Biological parts for Kluyveromyces marxianus synthetic biology

  • 1School of Microbiology, College of Science, Engineering and Food Science, University College Cork, Ireland
  • 2Environmental Research Institute, College of Science, Engineering and Food Science, University College Cork, Ireland
  • 3APC Microbiome Institute, College of Medicine and Health, University College Cork, Ireland
  • 4Department of Biotechnology, Delft University of Technology, Netherlands
  • 5Microbiology Department, University College Cork, Ireland

Kluyveromyces marxianus is a non-conventional yeast whose physiology and metabolism lends itself to diverse biotechnological applications. While the wild-type yeast is already in use for producing fragrances and fermented products, the lack of standardised tools for its genetic and metabolic engineering prevent it from being used as a next-generation cell factory for bio-based chemicals. In this paper, we bring together and characterise a set of native K. marxianus parts for the expression of multiple genes for metabolic engineering and synthetic biology. All parts are cloned and stored according to the MoClo/Yeast Tool Kit standard for quick sharing and rapid construction. Using available genomic and transcriptomic data, we have selected promoters and terminators to fine-tune constitutive and inducible gene expression. The collection includes a number of known centromeres and autonomously replication sequences (ARS). We also provide a number of chromosomal integration sites selected for efficiency or visible phenotypes for rapid screening. Finally, we provide a single-plasmid CRISPR/Cas9 platform for genome engineering and facilitated gene targeting, and rationally create auxotrophic strains to expand the common range of selection markers available to K. marxianus. The curated and characterised tools we have provided in this kit will serve as a base to efficiently build next-generation cell factories from this alternative yeast. Plasmids containing all parts are available at Addgene for public distribution.

Keywords: Kluyveromyces, Synthetic Biology, Metabolic Engineering, genome engineering, yeast, Golden gate, in vitro assembly

Received: 25 Nov 2018; Accepted: 16 Apr 2019.

Edited by:

Rodrigo Ledesma-Amaro, Imperial College London, United Kingdom

Reviewed by:

Dae-Hee Lee, Korea Research Institute of Bioscience and Biotechnology (KRIBB), South Korea
Hyun Ah Kang, Chung-Ang University, South Korea  

Copyright: © 2019 Rajkumar, Varela, Juergens, Daran and Morrissey. This is an open-access article distributed under the terms of the Creative Commons Attribution License (CC BY). The use, distribution or reproduction in other forums is permitted, provided the original author(s) and the copyright owner(s) are credited and that the original publication in this journal is cited, in accordance with accepted academic practice. No use, distribution or reproduction is permitted which does not comply with these terms.

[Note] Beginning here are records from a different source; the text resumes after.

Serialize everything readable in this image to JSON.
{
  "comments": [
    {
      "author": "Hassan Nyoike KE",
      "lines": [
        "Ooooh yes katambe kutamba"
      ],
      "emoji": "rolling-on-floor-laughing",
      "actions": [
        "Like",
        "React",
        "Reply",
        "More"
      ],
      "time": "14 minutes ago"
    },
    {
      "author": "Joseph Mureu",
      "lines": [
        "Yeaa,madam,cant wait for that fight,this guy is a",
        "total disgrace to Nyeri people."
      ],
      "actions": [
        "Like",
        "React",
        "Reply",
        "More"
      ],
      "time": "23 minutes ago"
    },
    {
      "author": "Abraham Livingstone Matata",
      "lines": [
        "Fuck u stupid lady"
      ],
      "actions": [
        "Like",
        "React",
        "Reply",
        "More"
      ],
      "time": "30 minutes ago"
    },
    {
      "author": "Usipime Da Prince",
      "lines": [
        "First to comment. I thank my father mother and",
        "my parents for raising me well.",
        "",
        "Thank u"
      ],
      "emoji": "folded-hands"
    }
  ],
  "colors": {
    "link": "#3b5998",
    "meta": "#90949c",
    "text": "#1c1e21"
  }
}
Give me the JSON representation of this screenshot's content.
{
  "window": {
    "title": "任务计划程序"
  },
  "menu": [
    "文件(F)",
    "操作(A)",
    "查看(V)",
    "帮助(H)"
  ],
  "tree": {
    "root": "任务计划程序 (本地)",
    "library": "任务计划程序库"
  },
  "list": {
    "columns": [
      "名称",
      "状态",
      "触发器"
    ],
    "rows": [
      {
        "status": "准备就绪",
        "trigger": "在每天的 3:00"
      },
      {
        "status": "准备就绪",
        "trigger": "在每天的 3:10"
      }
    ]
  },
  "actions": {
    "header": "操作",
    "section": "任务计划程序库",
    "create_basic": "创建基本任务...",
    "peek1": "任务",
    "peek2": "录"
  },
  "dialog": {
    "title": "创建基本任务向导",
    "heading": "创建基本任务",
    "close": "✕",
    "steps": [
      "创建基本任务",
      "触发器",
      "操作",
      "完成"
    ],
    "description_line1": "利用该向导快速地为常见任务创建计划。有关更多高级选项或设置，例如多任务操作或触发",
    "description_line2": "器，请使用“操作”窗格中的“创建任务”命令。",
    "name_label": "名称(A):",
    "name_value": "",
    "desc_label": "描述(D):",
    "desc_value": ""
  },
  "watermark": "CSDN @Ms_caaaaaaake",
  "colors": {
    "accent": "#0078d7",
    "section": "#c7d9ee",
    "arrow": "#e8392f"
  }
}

* Correspondence: Dr. John P. Morrissey, University College Cork, Microbiology Department, Cork, Ireland, j.morrissey@ucc.ie